***** Data for processing

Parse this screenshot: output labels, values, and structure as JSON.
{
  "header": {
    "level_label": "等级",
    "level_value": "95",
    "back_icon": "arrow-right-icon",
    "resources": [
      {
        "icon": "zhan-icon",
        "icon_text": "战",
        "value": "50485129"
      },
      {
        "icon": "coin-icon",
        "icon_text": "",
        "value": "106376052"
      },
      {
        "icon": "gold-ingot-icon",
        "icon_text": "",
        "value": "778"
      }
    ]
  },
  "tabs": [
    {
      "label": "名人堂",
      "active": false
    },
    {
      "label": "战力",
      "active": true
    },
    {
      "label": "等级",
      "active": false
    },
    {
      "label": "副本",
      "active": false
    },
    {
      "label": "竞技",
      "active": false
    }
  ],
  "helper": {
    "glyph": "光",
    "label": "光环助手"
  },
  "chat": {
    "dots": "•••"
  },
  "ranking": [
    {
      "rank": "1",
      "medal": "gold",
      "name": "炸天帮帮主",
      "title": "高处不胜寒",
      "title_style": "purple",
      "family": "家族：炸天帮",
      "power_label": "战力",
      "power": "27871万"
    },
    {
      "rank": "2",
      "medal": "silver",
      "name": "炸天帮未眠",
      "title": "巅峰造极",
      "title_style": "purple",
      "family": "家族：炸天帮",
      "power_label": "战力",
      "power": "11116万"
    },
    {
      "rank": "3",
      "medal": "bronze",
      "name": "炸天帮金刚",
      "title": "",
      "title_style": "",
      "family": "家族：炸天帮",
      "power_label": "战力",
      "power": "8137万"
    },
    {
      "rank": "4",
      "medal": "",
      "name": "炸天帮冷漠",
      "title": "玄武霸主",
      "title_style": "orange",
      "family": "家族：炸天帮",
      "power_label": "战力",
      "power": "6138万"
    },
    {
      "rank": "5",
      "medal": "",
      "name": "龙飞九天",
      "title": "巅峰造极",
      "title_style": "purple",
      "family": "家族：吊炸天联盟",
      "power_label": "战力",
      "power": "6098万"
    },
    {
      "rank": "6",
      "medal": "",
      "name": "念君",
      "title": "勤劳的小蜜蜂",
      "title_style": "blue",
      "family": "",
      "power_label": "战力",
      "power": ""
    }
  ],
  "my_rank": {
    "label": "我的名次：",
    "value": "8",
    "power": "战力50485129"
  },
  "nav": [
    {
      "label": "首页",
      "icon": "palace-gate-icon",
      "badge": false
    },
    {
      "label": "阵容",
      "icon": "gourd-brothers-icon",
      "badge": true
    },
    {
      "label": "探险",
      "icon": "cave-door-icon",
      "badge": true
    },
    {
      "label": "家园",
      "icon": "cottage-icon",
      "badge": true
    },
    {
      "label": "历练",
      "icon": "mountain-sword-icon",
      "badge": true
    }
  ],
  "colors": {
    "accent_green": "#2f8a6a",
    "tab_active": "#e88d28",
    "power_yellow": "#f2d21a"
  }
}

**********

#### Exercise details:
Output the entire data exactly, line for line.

#### Answer to this task:
Parse this screenshot: output labels, values, and structure as JSON.
{
  "header": {
    "level_label": "等级",
    "level_value": "95",
    "back_icon": "arrow-right-icon",
    "resources": [
      {
        "icon": "zhan-icon",
        "icon_text": "战",
        "value": "50485129"
      },
      {
        "icon": "coin-icon",
        "icon_text": "",
        "value": "106376052"
      },
      {
        "icon": "gold-ingot-icon",
        "icon_text": "",
        "value": "778"
      }
    ]
  },
  "tabs": [
    {
      "label": "名人堂",
      "active": false
    },
    {
      "label": "战力",
      "active": true
    },
    {
      "label": "等级",
      "active": false
    },
    {
      "label": "副本",
      "active": false
    },
    {
      "label": "竞技",
      "active": false
    }
  ],
  "helper": {
    "glyph": "光",
    "label": "光环助手"
  },
  "chat": {
    "dots": "•••"
  },
  "ranking": [
    {
      "rank": "1",
      "medal": "gold",
      "name": "炸天帮帮主",
      "title": "高处不胜寒",
      "title_style": "purple",
      "family": "家族：炸天帮",
      "power_label": "战力",
      "power": "27871万"
    },
    {
      "rank": "2",
      "medal": "silver",
      "name": "炸天帮未眠",
      "title": "巅峰造极",
      "title_style": "purple",
      "family": "家族：炸天帮",
      "power_label": "战力",
      "power": "11116万"
    },
    {
      "rank": "3",
      "medal": "bronze",
      "name": "炸天帮金刚",
      "title": "",
      "title_style": "",
      "family": "家族：炸天帮",
      "power_label": "战力",
      "power": "8137万"
    },
    {
      "rank": "4",
      "medal": "",
      "name": "炸天帮冷漠",
      "title": "玄武霸主",
      "title_style": "orange",
      "family": "家族：炸天帮",
      "power_label": "战力",
      "power": "6138万"
    },
    {
      "rank": "5",
      "medal": "",
      "name": "龙飞九天",
      "title": "巅峰造极",
      "title_style": "purple",
      "family": "家族：吊炸天联盟",
      "power_label": "战力",
      "power": "6098万"
    },
    {
      "rank": "6",
      "medal": "",
      "name": "念君",
      "title": "勤劳的小蜜蜂",
      "title_style": "blue",
      "family": "",
      "power_label": "战力",
      "power": ""
    }
  ],
  "my_rank": {
    "label": "我的名次：",
    "value": "8",
    "power": "战力50485129"
  },
  "nav": [
    {
      "label": "首页",
      "icon": "palace-gate-icon",
      "badge": false
    },
    {
      "label": "阵容",
      "icon": "gourd-brothers-icon",
      "badge": true
    },
    {
      "label": "探险",
      "icon": "cave-door-icon",
      "badge": true
    },
    {
      "label": "家园",
      "icon": "cottage-icon",
      "badge": true
    },
    {
      "label": "历练",
      "icon": "mountain-sword-icon",
      "badge": true
    }
  ],
  "colors": {
    "accent_green": "#2f8a6a",
    "tab_active": "#e88d28",
    "power_yellow": "#f2d21a"
  }
}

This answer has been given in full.